The success or failure of a construction project depends on the project manager’s ability to manage the budget. No matter how simple a project might be, if the money runs out, it has stopped being simple. Even when a project is bold and game-changing, it will not reach its potential if the budget overruns cause production to shut down before it is complete.
Unfortunately, building a structure takes time. But budget and priorities can change when it takes a project to get off the ground, much less be completed. The uncertainty and upheaval of the pandemic have placed further pressure on project managers. Now they must manage lower budgets in a shifting economy with uncertain manpower and unreliable suppliers.
It is time to start thinking differently and become more self-sufficient. Project managers who want to maintain their place in the market need to start adding value instead of succumbing to pressure. Look into the best way to manage financial resources. It may be time to hire staff where you would usually outsource to freelancers. Look into purchasing electric forklifts and other such necessary equipment at sale prices. Owning the expertise and equipment saves you money because you manage the resources. It is time to start thinking and acting strategically.
What Are the True Needs of the Project?
The project manager must familiarize themselves with the goals and expectations of the stakeholders. There must be synergy and understanding between both groups.

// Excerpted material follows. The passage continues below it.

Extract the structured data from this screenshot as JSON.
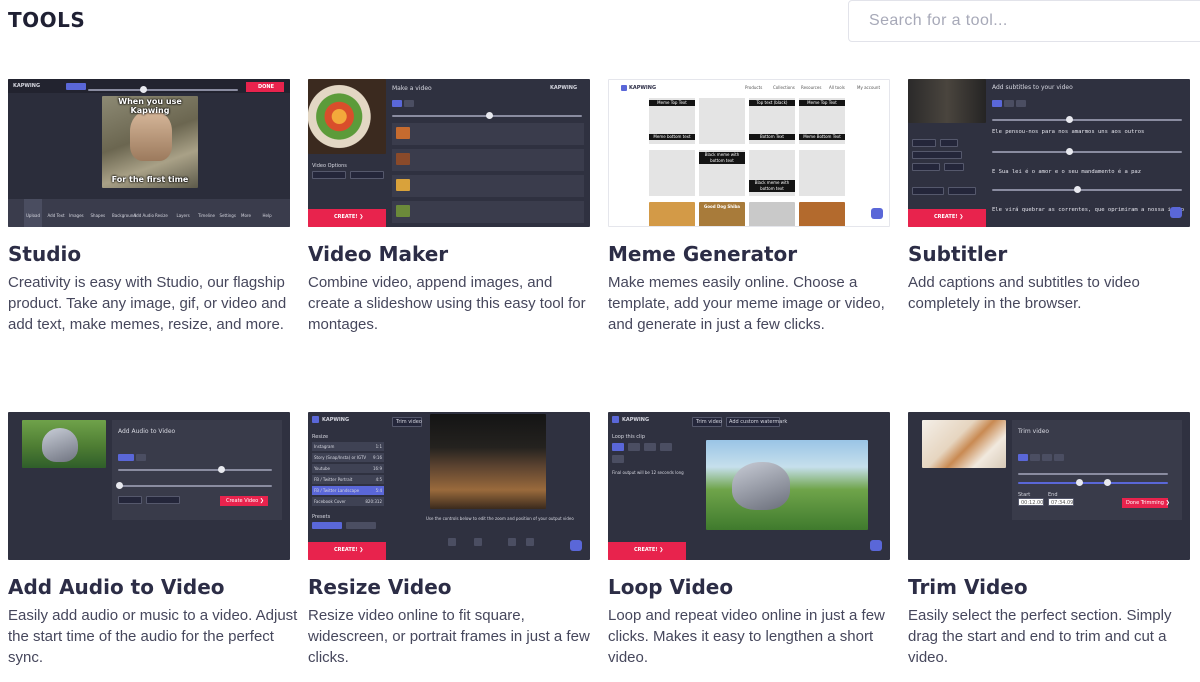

This will ensure that the project manager has the information they need to deliver what the stakeholders want.
Without identifying and agreeing on the requirements of the project and gaining an understanding of what the stakeholders desired result is, the project manager will not have the necessary tools to set a proper budget.
Identifying and documenting project requirements and then getting all parties to sign off is a crucial step that helps the project manager to plan several approaches to completing the project. This is how they can be sure that the budget is suitable to requirements. If the proposed stakeholder budget cannot deliver to the stakeholders’ needs, the project manager must offer them alternatives from increasing the allocation to lowering some expectations.
What Can Change?
The problem with budget and deadlines is that they can change. They cannot be set in stone because no one can predict the future. The best a great project manager can do is prepare themselves so that they can manage to roll with whatever changes do come.
This is when contingency planning comes in handy. The project manager needs to familiarize themselves with every step that can change and build plans to deal with any disruption, delay, or cancellation.
Service shortages and delays by banks to ensure the money is being utilized effectively can push back the deadline. But any addition to the deadline will impact the budget. Harsher spending measures by the stakeholders may tighten the budget, which will affect the deadline. The price of supplies, access to resources, labor shortages due to illness or restrictions can impact the budget and push back the deadline.
Thus, preparing a detailed plan to battle possible issues can save the project manager and the stakeholders from a great deal of grief during the project.
How to Deal with the Unexpected
Sometimes, no matter how well you prepare, the unexpected can happen. That is why it is called the unexpected. It is understandable that as the project manager, you will feel a great deal of pressure to fix the problem. But it is not a good idea to deal with an issue that falls out of your designated purview without involving the stakeholders.
They must be informed of what the issue is and how it will affect the project. This will allow everyone to evaluate the situation and make calmer choices to enable the project to get back on track. Uncertainty leads to bad decisions, and sharing the burden can help offset a great deal of the fear that stems from it.
You may be the project manager and responsible for the outcome, but you are not alone making sure everything goes well. It is in everyone’s best interests for you to have open communication at all times.
Communication is vital at every stage of a project as this is what helps everyone stay on the same page and move efficiently toward the end goal. It also reassures stakeholders and employees that their money is spent wisely and that their labor is utilized effectively.
Effective project management and budget management rely on meeting key performance indicators. This will help track everything from the actual cost versus the cost variance to the earned value versus the planned value. The project’s return on investment will meet its expected high values with careful adherence to the key performance indicators.